Grass seeds are green, about 1-2 cm, and are usually shaped like a dart with one end that’s able to penetrate your dog’s outer skin. The other end of the seed looks similar to normal grass and increases the seed’s surface area for travel via wind or animal.

The reason that grass seeds can be dangerous for dogs (or even cats), is that they can easily penetrate their outer skin in multiple areas. If left untreated this can be incredibly painful – in worst case scenarios the internal damage it may cause can even be fatal.

Certain breeds – often long-eared, such as Cockapoos, Cocker Spaniels, and Springer Spaniels – are the most commonly affected by grass seeds.

 What are the symptoms and consequences of grass seed penetration?

There are a few ways that a grass seed can impact your furry best friend. Depending on which area the grass seed penetrates, it can have different symptoms, but one symptom that is common across all areas of the body is redness and swelling; this can be a sign that a grass seed has broken the skin.

Here’s a handy chart of all possible symptoms by area:

 The symptoms and consequences of dogs affected by grass seeds
Affected area Symptoms The potential result
Coat None May move and break the skin elsewhere
Skin Chewing on skin of affected area

Redness and swelling

Visible grass seeds outside the skin

Abscesses or open-draining sores

Significant internal damage and infection

Surgical treatment may be necessary

Eyes Tears or discharge

Redness and swelling

Rubbing of the eye

Corneal ulcer

Loss of eyesight (one or both eyes)

Eye removal

Ears Head shaking

Head tilting

Redness

Scratching with paws or against surfaces

Ear infection

Hearing loss

A ruptured eardrum

Can cause metastasises (fatal)

Nose / Lungs Pawing at their nose

Sneezing

Nasal discharge

Breathing difficulties

Lung infection

Airway blockage

Pneumonia

Internal damage

Surgical treatment may be necessary

Mouth / Throat Coughing

Retching

Difficulty eating and drinking

Swollen or inflamed tonsils

Difficulty eating or drinking

Throat pain or serious internal damage

Surgical treatment may be necessary

Paws Excessive licking

Redness and swelling

Limping

Limping

Damage to joints, ligaments, or tendons

Surgical treatment may be necessary

Genitals Excessive licking

Redness and swelling

Difficulty/pain during urination

Blood in urine

Permanent damage (internally/externally)

Surgical treatment may be necessary

As you can see, there are a wide variety of symptoms and potential consequences of grass seeds, so it’s always better safe than sorry if you’d prefer a quick summer check-up with us 

What are the treatments for a grass seed infection?

If caught early, many grass seeds can be pulled from the skin by the seed’s tail, or with a long pair of tweezers called crocodile forceps. However, this is always best left to the experts. Then, in more serious cases, surgery may be needed.

In the case of surgery, anaesthesia or sedatives may be used so that your vet can search for the root of the problem without further discomfort to your dog. Depending on the location and seriousness of the damage, further treatment may be necessary, such as antibiotics or anti-inflammatory medicine.
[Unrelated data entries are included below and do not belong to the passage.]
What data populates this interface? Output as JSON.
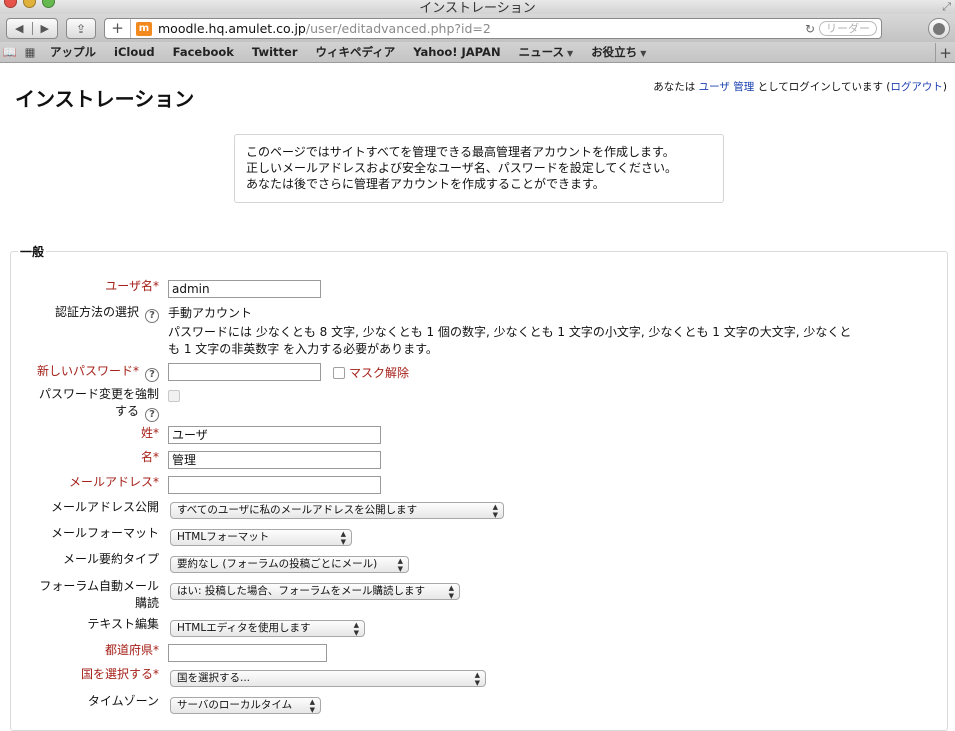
{
  "browser": {
    "window_title": "インストレーション",
    "url_host": "moodle.hq.amulet.co.jp",
    "url_path": "/user/editadvanced.php?id=2",
    "reader_label": "リーダー",
    "bookmarks": [
      {
        "label": "アップル",
        "menu": false
      },
      {
        "label": "iCloud",
        "menu": false
      },
      {
        "label": "Facebook",
        "menu": false
      },
      {
        "label": "Twitter",
        "menu": false
      },
      {
        "label": "ウィキペディア",
        "menu": false
      },
      {
        "label": "Yahoo! JAPAN",
        "menu": false
      },
      {
        "label": "ニュース",
        "menu": true
      },
      {
        "label": "お役立ち",
        "menu": true
      }
    ]
  },
  "header": {
    "login_prefix": "あなたは",
    "user_name": "ユーザ 管理",
    "login_middle": "としてログインしています (",
    "logout": "ログアウト",
    "login_suffix": ")",
    "title": "インストレーション"
  },
  "notice": {
    "line1": "このページではサイトすべてを管理できる最高管理者アカウントを作成します。",
    "line2": "正しいメールアドレスおよび安全なユーザ名、パスワードを設定してください。",
    "line3": "あなたは後でさらに管理者アカウントを作成することができます。"
  },
  "form": {
    "legend": "一般",
    "username": {
      "label": "ユーザ名",
      "value": "admin"
    },
    "auth": {
      "label": "認証方法の選択",
      "value": "手動アカウント"
    },
    "password_rule_1": "パスワードには 少なくとも 8 文字, 少なくとも 1 個の数字, 少なくとも 1 文字の小文字, 少なくとも 1 文字の大文字, 少なくと",
    "password_rule_2": "も 1 文字の非英数字 を入力する必要があります。",
    "new_password": {
      "label": "新しいパスワード",
      "value": "",
      "unmask_label": "マスク解除"
    },
    "force_change": {
      "label_line1": "パスワード変更を強制",
      "label_line2": "する"
    },
    "lastname": {
      "label": "姓",
      "value": "ユーザ"
    },
    "firstname": {
      "label": "名",
      "value": "管理"
    },
    "email": {
      "label": "メールアドレス",
      "value": ""
    },
    "email_display": {
      "label": "メールアドレス公開",
      "value": "すべてのユーザに私のメールアドレスを公開します"
    },
    "mail_format": {
      "label": "メールフォーマット",
      "value": "HTMLフォーマット"
    },
    "mail_digest": {
      "label": "メール要約タイプ",
      "value": "要約なし (フォーラムの投稿ごとにメール)"
    },
    "autosubscribe": {
      "label_line1": "フォーラム自動メール",
      "label_line2": "購読",
      "value": "はい: 投稿した場合、フォーラムをメール購読します"
    },
    "text_editor": {
      "label": "テキスト編集",
      "value": "HTMLエディタを使用します"
    },
    "city": {
      "label": "都道府県",
      "value": ""
    },
    "country": {
      "label": "国を選択する",
      "value": "国を選択する..."
    },
    "timezone": {
      "label": "タイムゾーン",
      "value": "サーバのローカルタイム"
    }
  },
  "required_marker": "*",
  "help_glyph": "?"
}
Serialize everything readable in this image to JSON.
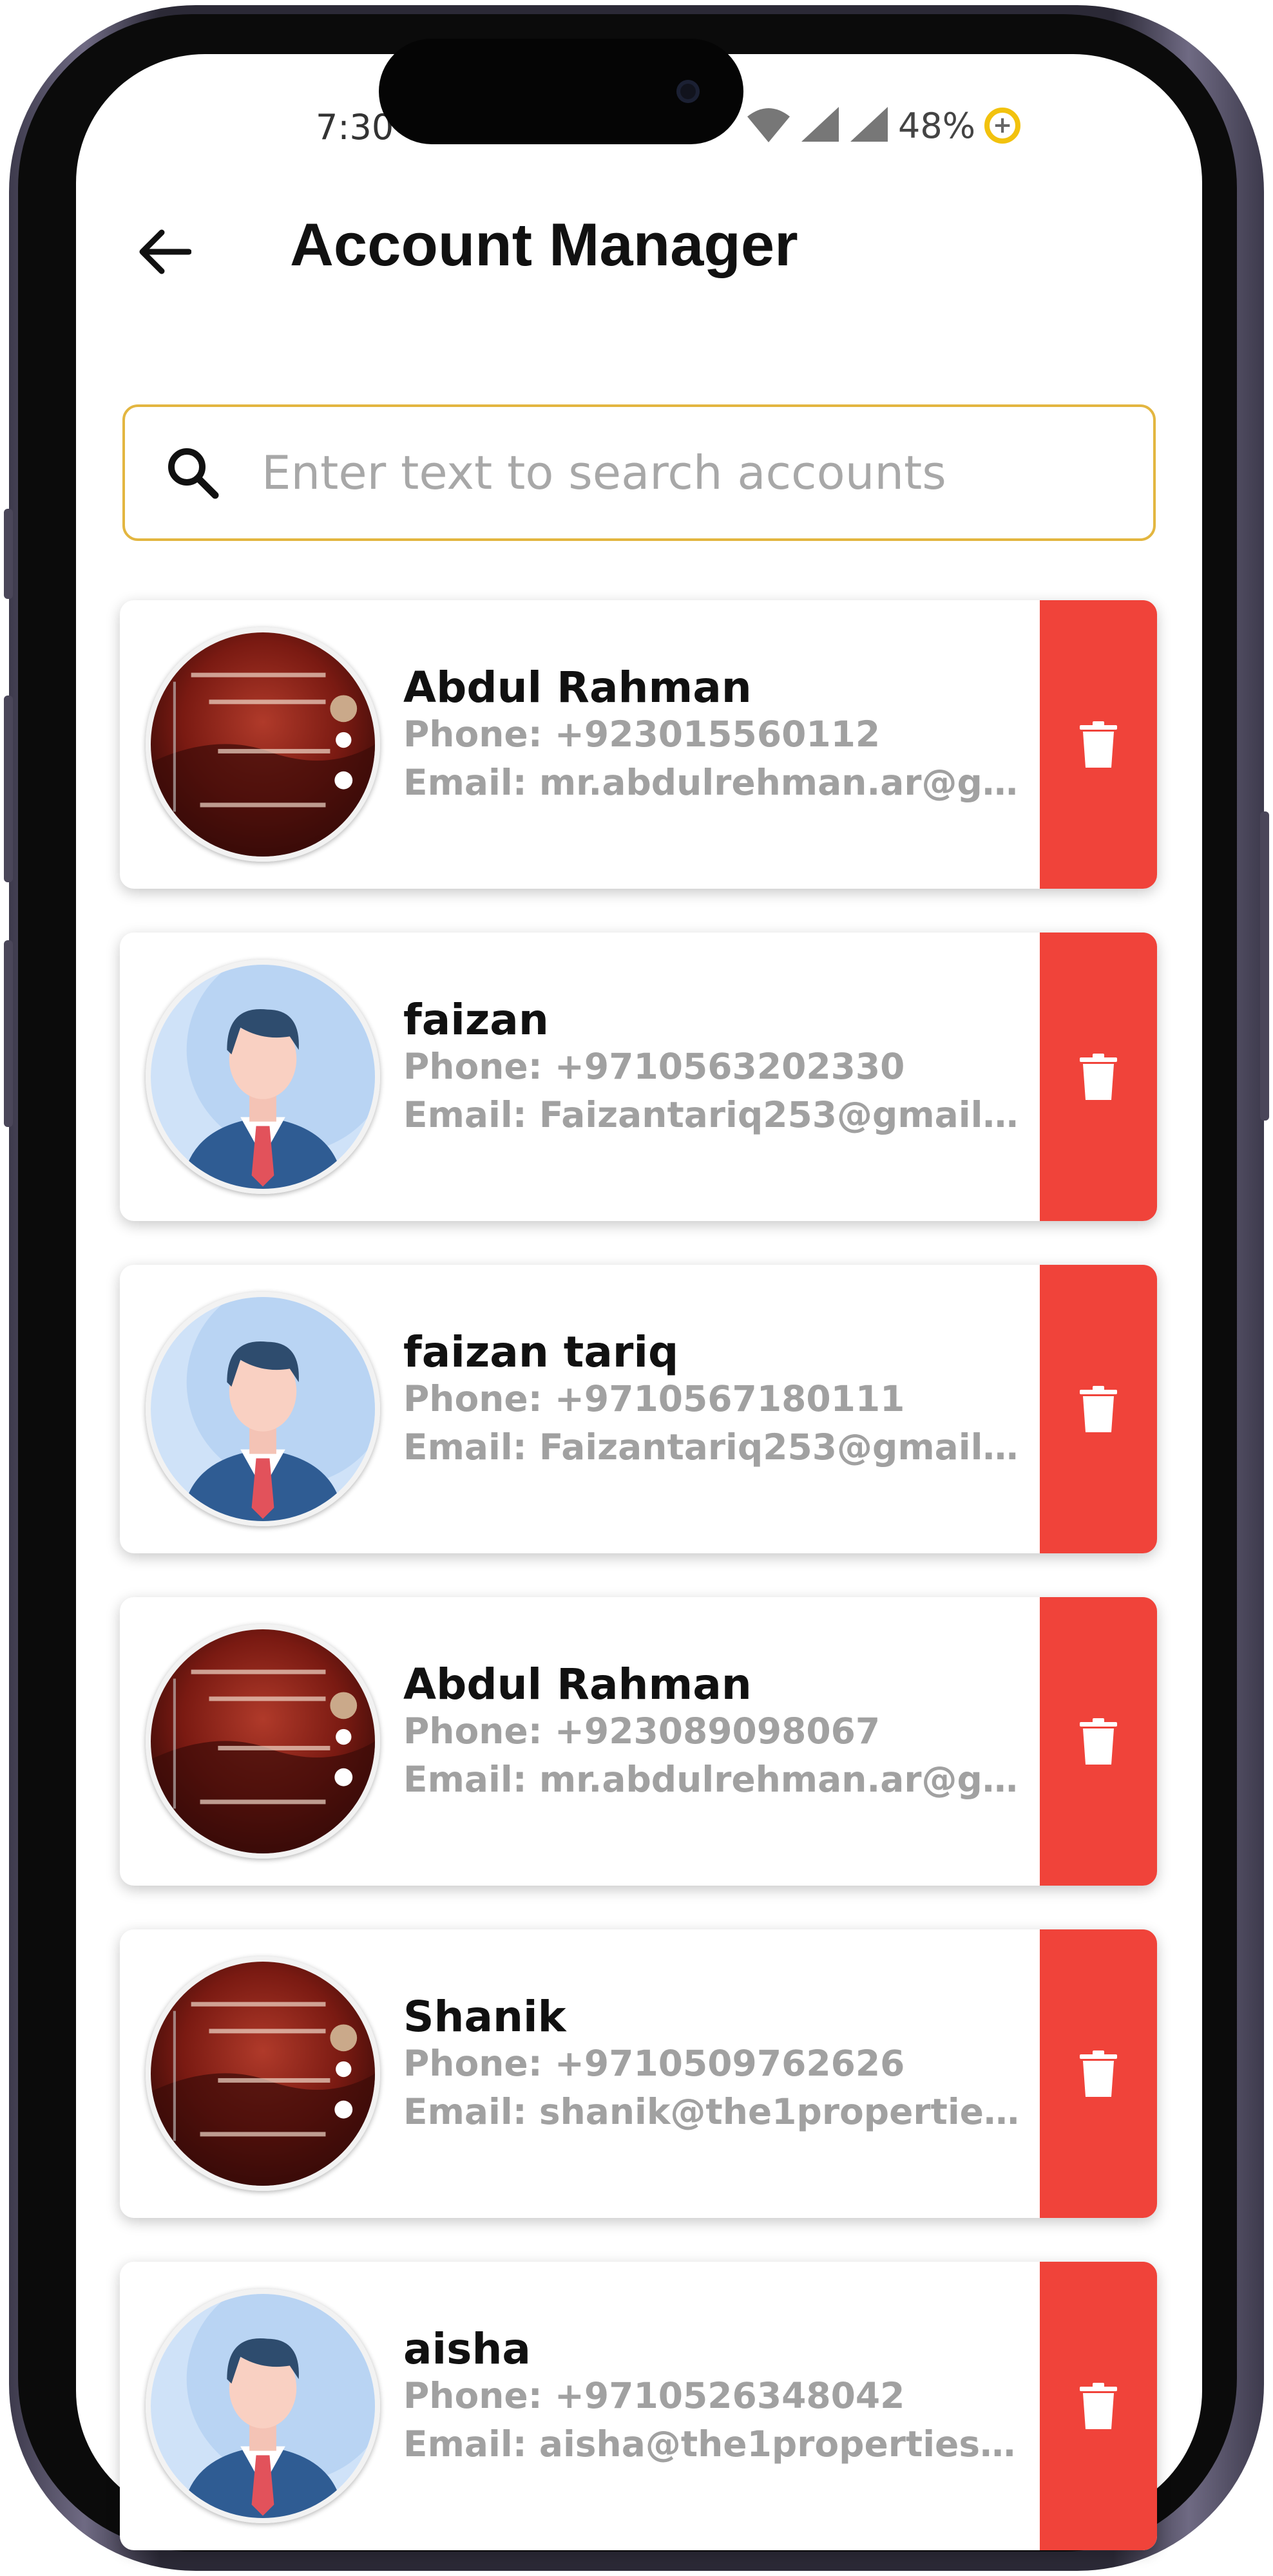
{
  "status_bar": {
    "time": "7:30",
    "battery": "48%",
    "battery_badge": "+"
  },
  "header": {
    "title": "Account Manager",
    "back_icon": "arrow-left-icon"
  },
  "search": {
    "placeholder": "Enter text to search accounts",
    "value": "",
    "icon": "search-icon",
    "border_color": "#e3b640"
  },
  "colors": {
    "delete_button": "#f0433a",
    "secondary_text": "#a1a1a1"
  },
  "accounts": [
    {
      "name": "Abdul Rahman",
      "phone": "Phone: +923015560112",
      "email": "Email: mr.abdulrehman.ar@g...",
      "avatar": "photo-avatar"
    },
    {
      "name": "faizan",
      "phone": "Phone: +9710563202330",
      "email": "Email: Faizantariq253@gmail.c...",
      "avatar": "default-avatar"
    },
    {
      "name": "faizan tariq",
      "phone": "Phone: +9710567180111",
      "email": "Email: Faizantariq253@gmail.c...",
      "avatar": "default-avatar"
    },
    {
      "name": "Abdul Rahman",
      "phone": "Phone: +923089098067",
      "email": "Email: mr.abdulrehman.ar@g...",
      "avatar": "photo-avatar"
    },
    {
      "name": "Shanik",
      "phone": "Phone: +9710509762626",
      "email": "Email: shanik@the1properties....",
      "avatar": "photo-avatar"
    },
    {
      "name": "aisha",
      "phone": "Phone: +9710526348042",
      "email": "Email: aisha@the1properties.c...",
      "avatar": "default-avatar"
    }
  ]
}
How can I prevent my dog from the dangers of grass seeds?

Naturally, prevention is preferable to treatment, and there are a few different ways you can reduce the risk of grass seeds this summer:

  • Avoid areas with long grass – Walking in areas where the grass has been cut short reduces the risk of grass seeds – this includes your own garden.
  • Regular grooming and excessive hair trimming – Grooming your dog may catch any seeds before they can do harm, and occasionally trimming excessive hair around the paws, ears, and arm pits can prevent the seed from latching on in the first place.
  • Post-walk checks – Give their fur and body a thorough check after a walk to make sure there are no grass seeds present, and keep the symptoms mentioned above in mind – especially any areas of redness or swelling.

There’s no such thing as a silly reason to give us a call or even bring your dog in for a quick check-up if you’re concerned that they may have picked up a grass seed. The earlier grass seeds are caught, the less damage they can do. Plus, we always love seeing you and your beloved pets and are happy to help you put any worries to rest.

Book a summer check-up >